Items from an interface collection:
------

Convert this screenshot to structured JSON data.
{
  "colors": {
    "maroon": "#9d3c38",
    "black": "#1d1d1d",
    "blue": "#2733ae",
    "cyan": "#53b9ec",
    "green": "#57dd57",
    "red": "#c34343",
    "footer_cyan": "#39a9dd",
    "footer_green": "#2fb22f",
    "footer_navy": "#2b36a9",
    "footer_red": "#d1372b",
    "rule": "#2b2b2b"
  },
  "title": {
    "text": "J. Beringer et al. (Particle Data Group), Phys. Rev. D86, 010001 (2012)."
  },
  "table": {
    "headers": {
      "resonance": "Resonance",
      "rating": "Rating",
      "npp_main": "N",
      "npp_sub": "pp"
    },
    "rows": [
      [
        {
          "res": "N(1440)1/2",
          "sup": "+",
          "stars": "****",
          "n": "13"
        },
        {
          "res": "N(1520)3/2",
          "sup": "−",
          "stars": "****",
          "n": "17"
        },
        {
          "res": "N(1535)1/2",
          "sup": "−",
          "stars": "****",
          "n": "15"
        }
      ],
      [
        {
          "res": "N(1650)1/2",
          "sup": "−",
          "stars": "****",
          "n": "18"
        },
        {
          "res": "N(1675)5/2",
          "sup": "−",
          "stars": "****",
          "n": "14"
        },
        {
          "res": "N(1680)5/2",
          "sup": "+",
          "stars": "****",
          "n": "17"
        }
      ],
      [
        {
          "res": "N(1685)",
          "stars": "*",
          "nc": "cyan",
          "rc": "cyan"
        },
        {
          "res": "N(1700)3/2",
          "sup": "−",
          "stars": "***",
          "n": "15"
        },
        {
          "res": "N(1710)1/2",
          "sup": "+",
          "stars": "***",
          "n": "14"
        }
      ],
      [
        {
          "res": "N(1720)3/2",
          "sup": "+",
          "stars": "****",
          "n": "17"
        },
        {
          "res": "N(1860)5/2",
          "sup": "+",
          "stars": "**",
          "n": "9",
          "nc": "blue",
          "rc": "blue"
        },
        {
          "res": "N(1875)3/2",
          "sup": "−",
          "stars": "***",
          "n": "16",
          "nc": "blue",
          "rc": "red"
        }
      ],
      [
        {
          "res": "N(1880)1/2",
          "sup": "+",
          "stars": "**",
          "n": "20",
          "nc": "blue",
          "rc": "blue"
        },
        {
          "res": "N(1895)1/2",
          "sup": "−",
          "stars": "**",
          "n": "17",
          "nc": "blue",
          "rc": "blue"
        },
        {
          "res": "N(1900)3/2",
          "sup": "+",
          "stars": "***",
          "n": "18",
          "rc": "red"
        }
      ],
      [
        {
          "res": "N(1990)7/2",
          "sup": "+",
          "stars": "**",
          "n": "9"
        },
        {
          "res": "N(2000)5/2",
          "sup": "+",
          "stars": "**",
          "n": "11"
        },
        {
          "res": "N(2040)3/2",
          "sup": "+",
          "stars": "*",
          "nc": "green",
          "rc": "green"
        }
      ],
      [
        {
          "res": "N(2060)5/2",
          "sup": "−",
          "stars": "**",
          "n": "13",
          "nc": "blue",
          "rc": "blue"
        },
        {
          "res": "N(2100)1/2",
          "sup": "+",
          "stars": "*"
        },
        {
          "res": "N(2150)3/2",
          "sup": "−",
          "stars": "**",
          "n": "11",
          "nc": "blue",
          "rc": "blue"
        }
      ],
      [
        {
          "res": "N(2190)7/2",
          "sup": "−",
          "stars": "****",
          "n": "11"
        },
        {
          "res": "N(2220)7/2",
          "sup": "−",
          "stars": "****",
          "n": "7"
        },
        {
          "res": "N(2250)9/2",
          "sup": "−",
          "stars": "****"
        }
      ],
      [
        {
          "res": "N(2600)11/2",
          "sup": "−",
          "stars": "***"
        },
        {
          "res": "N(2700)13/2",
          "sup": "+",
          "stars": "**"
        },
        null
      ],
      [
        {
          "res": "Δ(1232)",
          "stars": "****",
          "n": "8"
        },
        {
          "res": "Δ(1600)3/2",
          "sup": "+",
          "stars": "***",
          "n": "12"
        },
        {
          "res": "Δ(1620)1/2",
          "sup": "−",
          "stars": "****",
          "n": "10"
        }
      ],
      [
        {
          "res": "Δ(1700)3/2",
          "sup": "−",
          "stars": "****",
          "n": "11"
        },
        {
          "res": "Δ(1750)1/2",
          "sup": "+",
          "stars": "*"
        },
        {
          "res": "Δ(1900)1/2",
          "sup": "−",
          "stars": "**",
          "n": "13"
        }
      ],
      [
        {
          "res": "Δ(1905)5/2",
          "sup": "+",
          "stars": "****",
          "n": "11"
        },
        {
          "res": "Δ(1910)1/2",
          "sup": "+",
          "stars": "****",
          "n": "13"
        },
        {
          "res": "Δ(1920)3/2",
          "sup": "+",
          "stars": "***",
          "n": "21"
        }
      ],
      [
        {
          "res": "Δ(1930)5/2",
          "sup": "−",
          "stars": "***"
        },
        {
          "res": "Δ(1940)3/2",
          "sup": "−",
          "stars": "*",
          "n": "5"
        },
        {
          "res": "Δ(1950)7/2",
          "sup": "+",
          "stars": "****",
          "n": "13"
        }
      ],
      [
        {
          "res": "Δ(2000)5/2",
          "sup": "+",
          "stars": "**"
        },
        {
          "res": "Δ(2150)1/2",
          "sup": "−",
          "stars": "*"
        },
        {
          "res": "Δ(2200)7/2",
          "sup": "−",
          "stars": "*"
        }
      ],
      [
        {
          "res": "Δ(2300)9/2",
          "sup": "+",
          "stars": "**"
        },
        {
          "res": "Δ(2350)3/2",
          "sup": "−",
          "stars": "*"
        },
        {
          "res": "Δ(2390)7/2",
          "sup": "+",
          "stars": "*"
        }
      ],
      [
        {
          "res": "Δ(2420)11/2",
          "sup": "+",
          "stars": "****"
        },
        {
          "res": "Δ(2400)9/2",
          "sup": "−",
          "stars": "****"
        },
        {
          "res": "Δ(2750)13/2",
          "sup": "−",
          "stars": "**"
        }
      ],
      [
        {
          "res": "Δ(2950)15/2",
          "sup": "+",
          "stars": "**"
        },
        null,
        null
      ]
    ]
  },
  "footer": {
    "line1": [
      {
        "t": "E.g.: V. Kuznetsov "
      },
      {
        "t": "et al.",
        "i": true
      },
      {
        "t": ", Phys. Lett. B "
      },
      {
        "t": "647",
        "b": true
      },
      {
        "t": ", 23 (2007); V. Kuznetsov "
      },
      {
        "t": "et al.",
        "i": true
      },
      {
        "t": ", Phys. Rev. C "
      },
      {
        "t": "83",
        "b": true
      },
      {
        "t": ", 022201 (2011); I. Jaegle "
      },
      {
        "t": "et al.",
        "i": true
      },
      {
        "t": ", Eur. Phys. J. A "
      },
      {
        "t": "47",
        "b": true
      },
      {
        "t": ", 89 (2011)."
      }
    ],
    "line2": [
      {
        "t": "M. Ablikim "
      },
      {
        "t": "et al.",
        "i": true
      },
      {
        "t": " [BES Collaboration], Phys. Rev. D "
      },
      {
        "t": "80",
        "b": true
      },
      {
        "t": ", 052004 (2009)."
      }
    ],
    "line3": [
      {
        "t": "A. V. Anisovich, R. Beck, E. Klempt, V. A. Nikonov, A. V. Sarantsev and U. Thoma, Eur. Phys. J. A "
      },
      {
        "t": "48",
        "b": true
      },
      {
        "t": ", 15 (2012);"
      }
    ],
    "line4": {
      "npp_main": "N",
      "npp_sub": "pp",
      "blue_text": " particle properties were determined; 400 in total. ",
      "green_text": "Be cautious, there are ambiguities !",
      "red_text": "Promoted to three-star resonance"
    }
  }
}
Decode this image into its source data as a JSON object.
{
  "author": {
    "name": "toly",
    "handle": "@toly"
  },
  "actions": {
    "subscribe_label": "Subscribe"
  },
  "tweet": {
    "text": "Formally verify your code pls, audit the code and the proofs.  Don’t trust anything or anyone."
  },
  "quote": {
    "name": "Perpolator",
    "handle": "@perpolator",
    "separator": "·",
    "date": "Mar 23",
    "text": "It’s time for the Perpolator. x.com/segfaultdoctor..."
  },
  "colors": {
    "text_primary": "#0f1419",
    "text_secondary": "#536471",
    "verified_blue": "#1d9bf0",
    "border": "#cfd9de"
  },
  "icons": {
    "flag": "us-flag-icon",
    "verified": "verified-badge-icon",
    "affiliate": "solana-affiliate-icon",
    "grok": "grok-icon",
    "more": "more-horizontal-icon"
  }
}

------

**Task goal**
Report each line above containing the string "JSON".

**Answer area**
Convert this screenshot to structured JSON data.
Decode this image into its source data as a JSON object.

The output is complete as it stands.